= Task objective =
Every record here should be printed again exactly.

= Material for the task =
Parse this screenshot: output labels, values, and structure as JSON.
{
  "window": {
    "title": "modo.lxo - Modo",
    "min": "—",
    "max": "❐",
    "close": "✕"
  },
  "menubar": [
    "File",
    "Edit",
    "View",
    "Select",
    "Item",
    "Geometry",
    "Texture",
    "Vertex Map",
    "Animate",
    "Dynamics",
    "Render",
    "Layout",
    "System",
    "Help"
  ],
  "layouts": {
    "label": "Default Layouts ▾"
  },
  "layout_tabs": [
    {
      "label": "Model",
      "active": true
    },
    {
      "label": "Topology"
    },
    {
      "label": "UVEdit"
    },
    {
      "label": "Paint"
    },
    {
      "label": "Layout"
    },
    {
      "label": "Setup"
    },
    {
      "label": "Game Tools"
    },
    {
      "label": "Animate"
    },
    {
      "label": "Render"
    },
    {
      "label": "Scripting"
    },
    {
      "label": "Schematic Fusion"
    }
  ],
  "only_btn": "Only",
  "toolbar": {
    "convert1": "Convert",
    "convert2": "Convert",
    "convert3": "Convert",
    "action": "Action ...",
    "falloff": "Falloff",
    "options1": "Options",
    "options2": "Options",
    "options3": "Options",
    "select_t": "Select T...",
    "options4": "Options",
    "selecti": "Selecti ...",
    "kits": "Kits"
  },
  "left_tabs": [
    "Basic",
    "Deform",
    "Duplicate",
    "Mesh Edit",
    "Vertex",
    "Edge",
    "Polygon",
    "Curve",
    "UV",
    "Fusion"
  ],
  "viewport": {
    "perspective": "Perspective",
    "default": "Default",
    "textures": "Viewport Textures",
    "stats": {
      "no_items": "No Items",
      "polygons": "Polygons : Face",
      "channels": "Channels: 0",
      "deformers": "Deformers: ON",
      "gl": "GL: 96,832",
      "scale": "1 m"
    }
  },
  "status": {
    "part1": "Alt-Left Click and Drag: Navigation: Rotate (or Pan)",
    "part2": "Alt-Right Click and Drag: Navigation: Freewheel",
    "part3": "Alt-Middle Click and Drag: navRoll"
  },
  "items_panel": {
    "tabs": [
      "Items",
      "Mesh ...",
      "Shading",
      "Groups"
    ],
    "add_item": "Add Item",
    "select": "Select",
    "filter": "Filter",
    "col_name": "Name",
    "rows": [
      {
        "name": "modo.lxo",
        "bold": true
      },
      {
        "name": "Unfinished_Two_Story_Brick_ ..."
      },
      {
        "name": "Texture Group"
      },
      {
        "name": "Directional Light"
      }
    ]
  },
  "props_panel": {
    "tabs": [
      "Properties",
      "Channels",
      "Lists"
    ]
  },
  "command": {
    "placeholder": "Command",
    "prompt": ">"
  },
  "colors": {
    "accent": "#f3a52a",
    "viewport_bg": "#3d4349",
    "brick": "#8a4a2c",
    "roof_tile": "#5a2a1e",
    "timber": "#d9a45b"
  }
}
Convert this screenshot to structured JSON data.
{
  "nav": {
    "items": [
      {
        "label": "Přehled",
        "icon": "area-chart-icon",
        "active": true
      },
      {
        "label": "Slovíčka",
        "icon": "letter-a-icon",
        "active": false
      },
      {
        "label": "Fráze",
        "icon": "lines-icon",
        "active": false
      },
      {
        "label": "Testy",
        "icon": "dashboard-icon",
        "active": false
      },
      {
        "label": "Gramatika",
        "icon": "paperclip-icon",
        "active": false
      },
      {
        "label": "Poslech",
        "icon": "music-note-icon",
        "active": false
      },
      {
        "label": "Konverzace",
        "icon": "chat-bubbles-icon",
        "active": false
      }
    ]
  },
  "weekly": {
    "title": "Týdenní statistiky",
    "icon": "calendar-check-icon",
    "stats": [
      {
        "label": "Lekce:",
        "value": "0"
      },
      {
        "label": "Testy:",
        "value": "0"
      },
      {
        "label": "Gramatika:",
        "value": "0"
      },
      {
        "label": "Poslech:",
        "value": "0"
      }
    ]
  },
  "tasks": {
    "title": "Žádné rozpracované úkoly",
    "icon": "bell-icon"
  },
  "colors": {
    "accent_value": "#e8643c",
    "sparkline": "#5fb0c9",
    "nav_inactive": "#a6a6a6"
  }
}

= Answer section =
Parse this screenshot: output labels, values, and structure as JSON.
{
  "window": {
    "title": "modo.lxo - Modo",
    "min": "—",
    "max": "❐",
    "close": "✕"
  },
  "menubar": [
    "File",
    "Edit",
    "View",
    "Select",
    "Item",
    "Geometry",
    "Texture",
    "Vertex Map",
    "Animate",
    "Dynamics",
    "Render",
    "Layout",
    "System",
    "Help"
  ],
  "layouts": {
    "label": "Default Layouts ▾"
  },
  "layout_tabs": [
    {
      "label": "Model",
      "active": true
    },
    {
      "label": "Topology"
    },
    {
      "label": "UVEdit"
    },
    {
      "label": "Paint"
    },
    {
      "label": "Layout"
    },
    {
      "label": "Setup"
    },
    {
      "label": "Game Tools"
    },
    {
      "label": "Animate"
    },
    {
      "label": "Render"
    },
    {
      "label": "Scripting"
    },
    {
      "label": "Schematic Fusion"
    }
  ],
  "only_btn": "Only",
  "toolbar": {
    "convert1": "Convert",
    "convert2": "Convert",
    "convert3": "Convert",
    "action": "Action ...",
    "falloff": "Falloff",
    "options1": "Options",
    "options2": "Options",
    "options3": "Options",
    "select_t": "Select T...",
    "options4": "Options",
    "selecti": "Selecti ...",
    "kits": "Kits"
  },
  "left_tabs": [
    "Basic",
    "Deform",
    "Duplicate",
    "Mesh Edit",
    "Vertex",
    "Edge",
    "Polygon",
    "Curve",
    "UV",
    "Fusion"
  ],
  "viewport": {
    "perspective": "Perspective",
    "default": "Default",
    "textures": "Viewport Textures",
    "stats": {
      "no_items": "No Items",
      "polygons": "Polygons : Face",
      "channels": "Channels: 0",
      "deformers": "Deformers: ON",
      "gl": "GL: 96,832",
      "scale": "1 m"
    }
  },
  "status": {
    "part1": "Alt-Left Click and Drag: Navigation: Rotate (or Pan)",
    "part2": "Alt-Right Click and Drag: Navigation: Freewheel",
    "part3": "Alt-Middle Click and Drag: navRoll"
  },
  "items_panel": {
    "tabs": [
      "Items",
      "Mesh ...",
      "Shading",
      "Groups"
    ],
    "add_item": "Add Item",
    "select": "Select",
    "filter": "Filter",
    "col_name": "Name",
    "rows": [
      {
        "name": "modo.lxo",
        "bold": true
      },
      {
        "name": "Unfinished_Two_Story_Brick_ ..."
      },
      {
        "name": "Texture Group"
      },
      {
        "name": "Directional Light"
      }
    ]
  },
  "props_panel": {
    "tabs": [
      "Properties",
      "Channels",
      "Lists"
    ]
  },
  "command": {
    "placeholder": "Command",
    "prompt": ">"
  },
  "colors": {
    "accent": "#f3a52a",
    "viewport_bg": "#3d4349",
    "brick": "#8a4a2c",
    "roof_tile": "#5a2a1e",
    "timber": "#d9a45b"
  }
}
Convert this screenshot to structured JSON data.
{
  "nav": {
    "items": [
      {
        "label": "Přehled",
        "icon": "area-chart-icon",
        "active": true
      },
      {
        "label": "Slovíčka",
        "icon": "letter-a-icon",
        "active": false
      },
      {
        "label": "Fráze",
        "icon": "lines-icon",
        "active": false
      },
      {
        "label": "Testy",
        "icon": "dashboard-icon",
        "active": false
      },
      {
        "label": "Gramatika",
        "icon": "paperclip-icon",
        "active": false
      },
      {
        "label": "Poslech",
        "icon": "music-note-icon",
        "active": false
      },
      {
        "label": "Konverzace",
        "icon": "chat-bubbles-icon",
        "active": false
      }
    ]
  },
  "weekly": {
    "title": "Týdenní statistiky",
    "icon": "calendar-check-icon",
    "stats": [
      {
        "label": "Lekce:",
        "value": "0"
      },
      {
        "label": "Testy:",
        "value": "0"
      },
      {
        "label": "Gramatika:",
        "value": "0"
      },
      {
        "label": "Poslech:",
        "value": "0"
      }
    ]
  },
  "tasks": {
    "title": "Žádné rozpracované úkoly",
    "icon": "bell-icon"
  },
  "colors": {
    "accent_value": "#e8643c",
    "sparkline": "#5fb0c9",
    "nav_inactive": "#a6a6a6"
  }
}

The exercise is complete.